I was asked recently, by another member of the Eastbourne Photographic Society Camera Club, whether I used my iPhone to take photographs. When I replied that I did not, I received the surprised reply, “oh, but why not?”.
My reply was not strictly true: I do take photographs on my iPhone. In fact, a quick check has revealed I have well in excess of 1,000 photographs on my iPhone currently. However, I view my iPhone photographs more as a visual diary than as ‘proper’ photographs, a term reserved by me for photographs I take using my Canon DSLR camera.
I assumed, of course, that my fellow club member would be asking about ‘proper’ photographs, but their reaction to my reply got me thinking: Are my iPhone photographs worthy of more recognition than just as a ‘photo-diary’?

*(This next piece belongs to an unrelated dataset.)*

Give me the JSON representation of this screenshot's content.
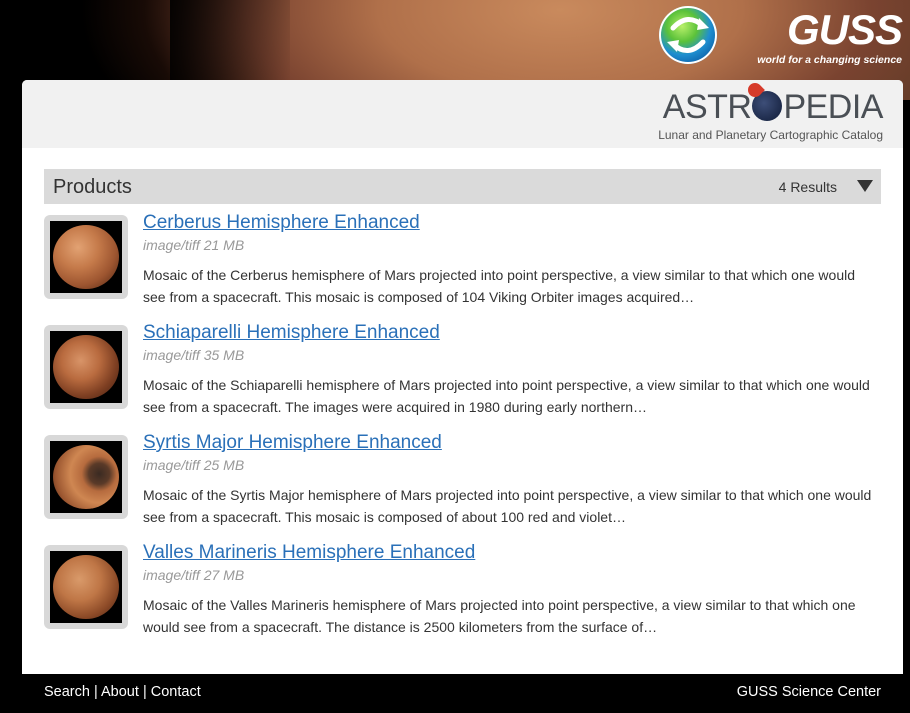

Looking through some of the photographs I had taken, I realised that some of my favourites are actually landscape photographs taken with the iPhone. After all, the art in photography is not about the equipment you use, but the visual pleasure the viewer experiences when looking at the image you have produced.

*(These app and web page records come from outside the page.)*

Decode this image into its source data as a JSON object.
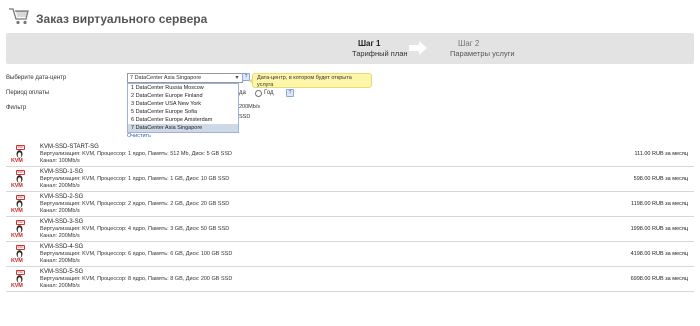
{
  "header": {
    "title": "Заказ виртуального сервера"
  },
  "steps": {
    "step1": {
      "title": "Шаг 1",
      "subtitle": "Тарифный план"
    },
    "step2": {
      "title": "Шаг 2",
      "subtitle": "Параметры услуги"
    }
  },
  "form": {
    "datacenter_label": "Выберите дата-центр",
    "period_label": "Период оплаты",
    "filter_label": "Фильтр",
    "datacenter_selected": "7 DataCenter Asia Singapore",
    "datacenter_tooltip": "Дата-центр, в котором будет открыта услуга",
    "datacenter_options": [
      "1 DataCenter Russia Moscow",
      "2 DataCenter Europe Finland",
      "3 DataCenter USA New York",
      "5 DataCenter Europe Sofia",
      "6 DataCenter Europe Amsterdam",
      "7 DataCenter Asia Singapore"
    ],
    "period_partial": "да",
    "period_year": "Год",
    "help_glyph": "?",
    "filter_speed_partial": "200Mb/s",
    "filter_ssd_partial": "SSD",
    "clear_link": "Очистить"
  },
  "products": [
    {
      "name": "KVM-SSD-START-SG",
      "spec": "Виртуализация: KVM, Процессор: 1 ядро, Память: 512 Mb, Диск: 5 GB SSD",
      "channel": "Канал: 100Mb/s",
      "price": "111.00 RUB за месяц",
      "badge": "KVM",
      "tag": "SSD"
    },
    {
      "name": "KVM-SSD-1-SG",
      "spec": "Виртуализация: KVM, Процессор: 1 ядро, Память: 1 GB, Диск: 10 GB SSD",
      "channel": "Канал: 200Mb/s",
      "price": "598.00 RUB за месяц",
      "badge": "KVM",
      "tag": "SSD"
    },
    {
      "name": "KVM-SSD-2-SG",
      "spec": "Виртуализация: KVM, Процессор: 2 ядро, Память: 2 GB, Диск: 20 GB SSD",
      "channel": "Канал: 200Mb/s",
      "price": "1198.00 RUB за месяц",
      "badge": "KVM",
      "tag": "SSD"
    },
    {
      "name": "KVM-SSD-3-SG",
      "spec": "Виртуализация: KVM, Процессор: 4 ядро, Память: 3 GB, Диск: 50 GB SSD",
      "channel": "Канал: 200Mb/s",
      "price": "1998.00 RUB за месяц",
      "badge": "KVM",
      "tag": "SSD"
    },
    {
      "name": "KVM-SSD-4-SG",
      "spec": "Виртуализация: KVM, Процессор: 6 ядро, Память: 6 GB, Диск: 100 GB SSD",
      "channel": "Канал: 200Mb/s",
      "price": "4198.00 RUB за месяц",
      "badge": "KVM",
      "tag": "SSD"
    },
    {
      "name": "KVM-SSD-5-SG",
      "spec": "Виртуализация: KVM, Процессор: 8 ядро, Память: 8 GB, Диск: 200 GB SSD",
      "channel": "Канал: 200Mb/s",
      "price": "6998.00 RUB за месяц",
      "badge": "KVM",
      "tag": "SSD"
    }
  ]
}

This, for example, was taken during one of my frequent runs across the South Downs National Park; taken at Butcher’s Hole in Friston Forest looking back across the village of Jevington towards Butts Brow at Willingdon.
This rather more unusual photograph of my dog Wilson holding on tightly to his new ‘Dog Hearts’ toy is another of my recent favourites; it sums up how I feel about dogs in general… big hearts, large paws!
This image of a stile at Butts Brow and the houses in Willingdon in the distance was taken on another run on the South Downs National Park.
Of course, the main use of iPhone for taking photographs, other than for self-portraits, or ‘selfies’, is to photograph what we are eating! I am no exception, particularly when the food is as pretty as afternoon tea at Badgers Tearoom in Alfriston.
So, although the iPhone is a wonderful tool to use as a diary of the experiences I have on a daily basis, perhaps I should be taking it a bit more seriously and think about sharing these photographs more. They may not please the techno-geeks or photography purists, but are they really the people looking at and, hopefully, enjoying my art anyway?
I suspect not.